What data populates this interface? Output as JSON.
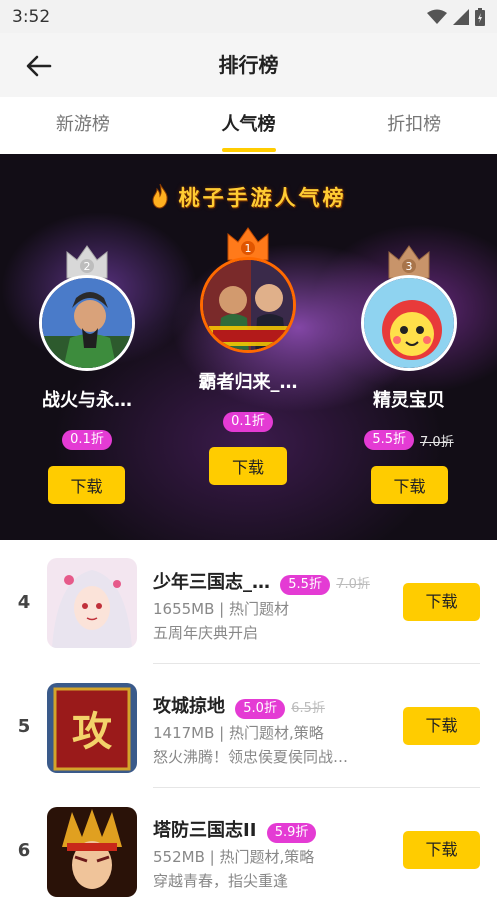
{
  "status_bar": {
    "time": "3:52",
    "icons": [
      "wifi-icon",
      "signal-icon",
      "battery-icon"
    ]
  },
  "app_bar": {
    "title": "排行榜",
    "back_icon": "arrow-left-icon"
  },
  "tabs": [
    {
      "label": "新游榜",
      "active": false
    },
    {
      "label": "人气榜",
      "active": true
    },
    {
      "label": "折扣榜",
      "active": false
    }
  ],
  "banner": {
    "title": "桃子手游人气榜",
    "top3": [
      {
        "rank": "2",
        "name": "战火与永…",
        "discount": "0.1折",
        "original_price": "",
        "button": "下载"
      },
      {
        "rank": "1",
        "name": "霸者归来_…",
        "discount": "0.1折",
        "original_price": "",
        "button": "下载"
      },
      {
        "rank": "3",
        "name": "精灵宝贝",
        "discount": "5.5折",
        "original_price": "7.0折",
        "button": "下载"
      }
    ]
  },
  "list": [
    {
      "rank": "4",
      "name": "少年三国志_…",
      "discount": "5.5折",
      "original_price": "7.0折",
      "meta": "1655MB | 热门题材",
      "desc": "五周年庆典开启",
      "button": "下载"
    },
    {
      "rank": "5",
      "name": "攻城掠地",
      "discount": "5.0折",
      "original_price": "6.5折",
      "meta": "1417MB | 热门题材,策略",
      "desc": "怒火沸腾！领忠侯夏侯同战…",
      "button": "下载"
    },
    {
      "rank": "6",
      "name": "塔防三国志II",
      "discount": "5.9折",
      "original_price": "",
      "meta": "552MB | 热门题材,策略",
      "desc": "穿越青春，指尖重逢",
      "button": "下载"
    }
  ],
  "colors": {
    "accent": "#ffcc00",
    "badge": "#e43bd4",
    "gold_ring": "#ff6a00"
  }
}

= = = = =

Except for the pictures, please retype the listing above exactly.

### EXERCISE ANSWER
What data populates this interface? Output as JSON.
{
  "status_bar": {
    "time": "3:52",
    "icons": [
      "wifi-icon",
      "signal-icon",
      "battery-icon"
    ]
  },
  "app_bar": {
    "title": "排行榜",
    "back_icon": "arrow-left-icon"
  },
  "tabs": [
    {
      "label": "新游榜",
      "active": false
    },
    {
      "label": "人气榜",
      "active": true
    },
    {
      "label": "折扣榜",
      "active": false
    }
  ],
  "banner": {
    "title": "桃子手游人气榜",
    "top3": [
      {
        "rank": "2",
        "name": "战火与永…",
        "discount": "0.1折",
        "original_price": "",
        "button": "下载"
      },
      {
        "rank": "1",
        "name": "霸者归来_…",
        "discount": "0.1折",
        "original_price": "",
        "button": "下载"
      },
      {
        "rank": "3",
        "name": "精灵宝贝",
        "discount": "5.5折",
        "original_price": "7.0折",
        "button": "下载"
      }
    ]
  },
  "list": [
    {
      "rank": "4",
      "name": "少年三国志_…",
      "discount": "5.5折",
      "original_price": "7.0折",
      "meta": "1655MB | 热门题材",
      "desc": "五周年庆典开启",
      "button": "下载"
    },
    {
      "rank": "5",
      "name": "攻城掠地",
      "discount": "5.0折",
      "original_price": "6.5折",
      "meta": "1417MB | 热门题材,策略",
      "desc": "怒火沸腾！领忠侯夏侯同战…",
      "button": "下载"
    },
    {
      "rank": "6",
      "name": "塔防三国志II",
      "discount": "5.9折",
      "original_price": "",
      "meta": "552MB | 热门题材,策略",
      "desc": "穿越青春，指尖重逢",
      "button": "下载"
    }
  ],
  "colors": {
    "accent": "#ffcc00",
    "badge": "#e43bd4",
    "gold_ring": "#ff6a00"
  }
}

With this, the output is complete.